:: INPUT FOR THIS TASK ::

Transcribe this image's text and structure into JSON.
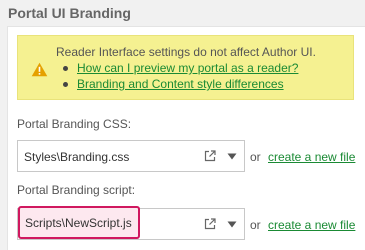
{
  "section": {
    "title": "Portal UI Branding"
  },
  "notice": {
    "icon": "warning-icon",
    "icon_color": "#e5a000",
    "background": "#f5f191",
    "text": "Reader Interface settings do not affect Author UI.",
    "links": [
      "How can I preview my portal as a reader?",
      "Branding and Content style differences"
    ]
  },
  "css_field": {
    "label": "Portal Branding CSS:",
    "value": "Styles\\Branding.css",
    "open_icon": "external-link-icon",
    "dropdown_icon": "chevron-down-icon",
    "or_text": "or",
    "create_link": "create a new file"
  },
  "script_field": {
    "label": "Portal Branding script:",
    "value": "Scripts\\NewScript.js",
    "highlight_color": "#d0185f",
    "open_icon": "external-link-icon",
    "dropdown_icon": "chevron-down-icon",
    "or_text": "or",
    "create_link": "create a new file"
  },
  "link_color": "#1a8a34"
}
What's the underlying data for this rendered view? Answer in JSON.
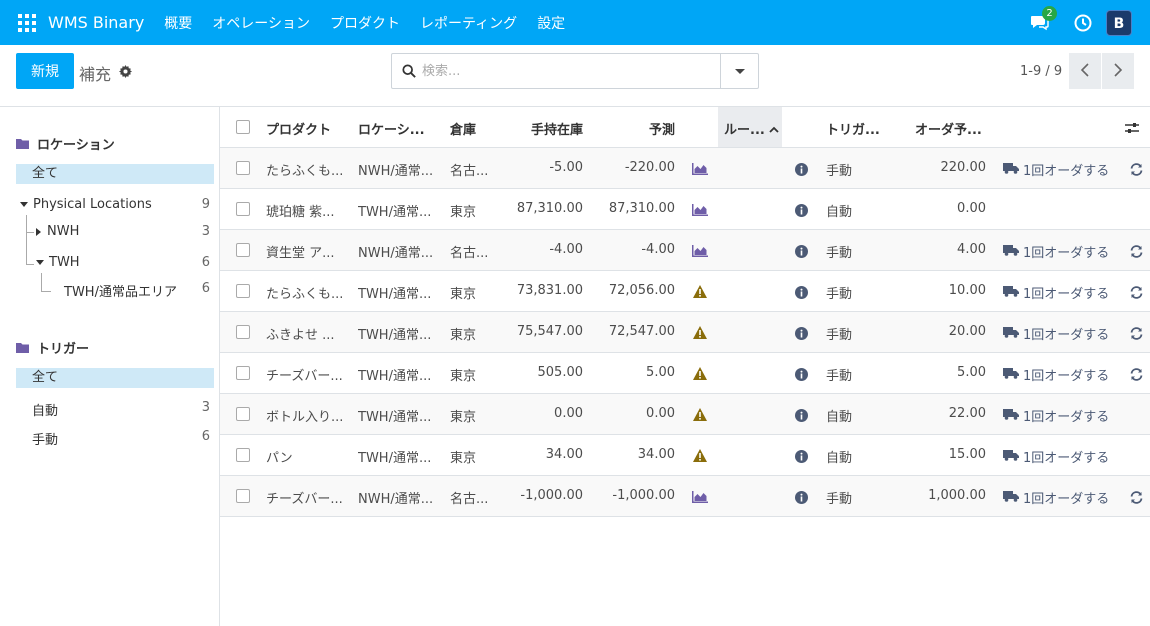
{
  "topbar": {
    "brand": "WMS Binary",
    "menu": [
      "概要",
      "オペレーション",
      "プロダクト",
      "レポーティング",
      "設定"
    ],
    "chat_badge": "2",
    "avatar_letter": "B"
  },
  "control": {
    "new_label": "新規",
    "breadcrumb": "補充",
    "search_placeholder": "検索...",
    "pager": "1-9 / 9"
  },
  "sidebar": {
    "location_title": "ロケーション",
    "location_all": "全て",
    "locations": [
      {
        "label": "Physical Locations",
        "count": "9"
      },
      {
        "label": "NWH",
        "count": "3"
      },
      {
        "label": "TWH",
        "count": "6"
      },
      {
        "label": "TWH/通常品エリア",
        "count": "6"
      }
    ],
    "trigger_title": "トリガー",
    "trigger_all": "全て",
    "triggers": [
      {
        "label": "自動",
        "count": "3"
      },
      {
        "label": "手動",
        "count": "6"
      }
    ]
  },
  "table": {
    "headers": {
      "product": "プロダクト",
      "location": "ロケーシ...",
      "warehouse": "倉庫",
      "on_hand": "手持在庫",
      "forecast": "予測",
      "route": "ルー...",
      "trigger": "トリガ...",
      "to_order": "オーダ予..."
    },
    "order_label": "1回オーダする",
    "rows": [
      {
        "product": "たらふくも...",
        "location": "NWH/通常...",
        "warehouse": "名古...",
        "on_hand": "-5.00",
        "forecast": "-220.00",
        "status": "chart",
        "trigger": "手動",
        "to_order": "220.00",
        "order": true,
        "refresh": true
      },
      {
        "product": "琥珀糖 紫...",
        "location": "TWH/通常...",
        "warehouse": "東京",
        "on_hand": "87,310.00",
        "forecast": "87,310.00",
        "status": "chart",
        "trigger": "自動",
        "to_order": "0.00",
        "order": false,
        "refresh": false
      },
      {
        "product": "資生堂 ア...",
        "location": "NWH/通常...",
        "warehouse": "名古...",
        "on_hand": "-4.00",
        "forecast": "-4.00",
        "status": "chart",
        "trigger": "手動",
        "to_order": "4.00",
        "order": true,
        "refresh": true
      },
      {
        "product": "たらふくも...",
        "location": "TWH/通常...",
        "warehouse": "東京",
        "on_hand": "73,831.00",
        "forecast": "72,056.00",
        "status": "warning",
        "trigger": "手動",
        "to_order": "10.00",
        "order": true,
        "refresh": true
      },
      {
        "product": "ふきよせ ...",
        "location": "TWH/通常...",
        "warehouse": "東京",
        "on_hand": "75,547.00",
        "forecast": "72,547.00",
        "status": "warning",
        "trigger": "手動",
        "to_order": "20.00",
        "order": true,
        "refresh": true
      },
      {
        "product": "チーズバー...",
        "location": "TWH/通常...",
        "warehouse": "東京",
        "on_hand": "505.00",
        "forecast": "5.00",
        "status": "warning",
        "trigger": "手動",
        "to_order": "5.00",
        "order": true,
        "refresh": true
      },
      {
        "product": "ボトル入り...",
        "location": "TWH/通常...",
        "warehouse": "東京",
        "on_hand": "0.00",
        "forecast": "0.00",
        "status": "warning",
        "trigger": "自動",
        "to_order": "22.00",
        "order": true,
        "refresh": false
      },
      {
        "product": "パン",
        "location": "TWH/通常...",
        "warehouse": "東京",
        "on_hand": "34.00",
        "forecast": "34.00",
        "status": "warning",
        "trigger": "自動",
        "to_order": "15.00",
        "order": true,
        "refresh": false
      },
      {
        "product": "チーズバー...",
        "location": "NWH/通常...",
        "warehouse": "名古...",
        "on_hand": "-1,000.00",
        "forecast": "-1,000.00",
        "status": "chart",
        "trigger": "手動",
        "to_order": "1,000.00",
        "order": true,
        "refresh": true
      }
    ]
  },
  "colors": {
    "brand": "#00A6F6",
    "order_text": "#4c5a75",
    "warning": "#8a6d0b",
    "chart_icon": "#6f5ea8"
  }
}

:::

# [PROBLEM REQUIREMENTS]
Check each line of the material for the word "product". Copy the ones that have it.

# [ANSWER BOX]
      "product": "プロダクト",
        "product": "たらふくも...",
        "product": "琥珀糖 紫...",
        "product": "資生堂 ア...",
        "product": "たらふくも...",
        "product": "ふきよせ ...",
        "product": "チーズバー...",
        "product": "ボトル入り...",
        "product": "パン",
        "product": "チーズバー...",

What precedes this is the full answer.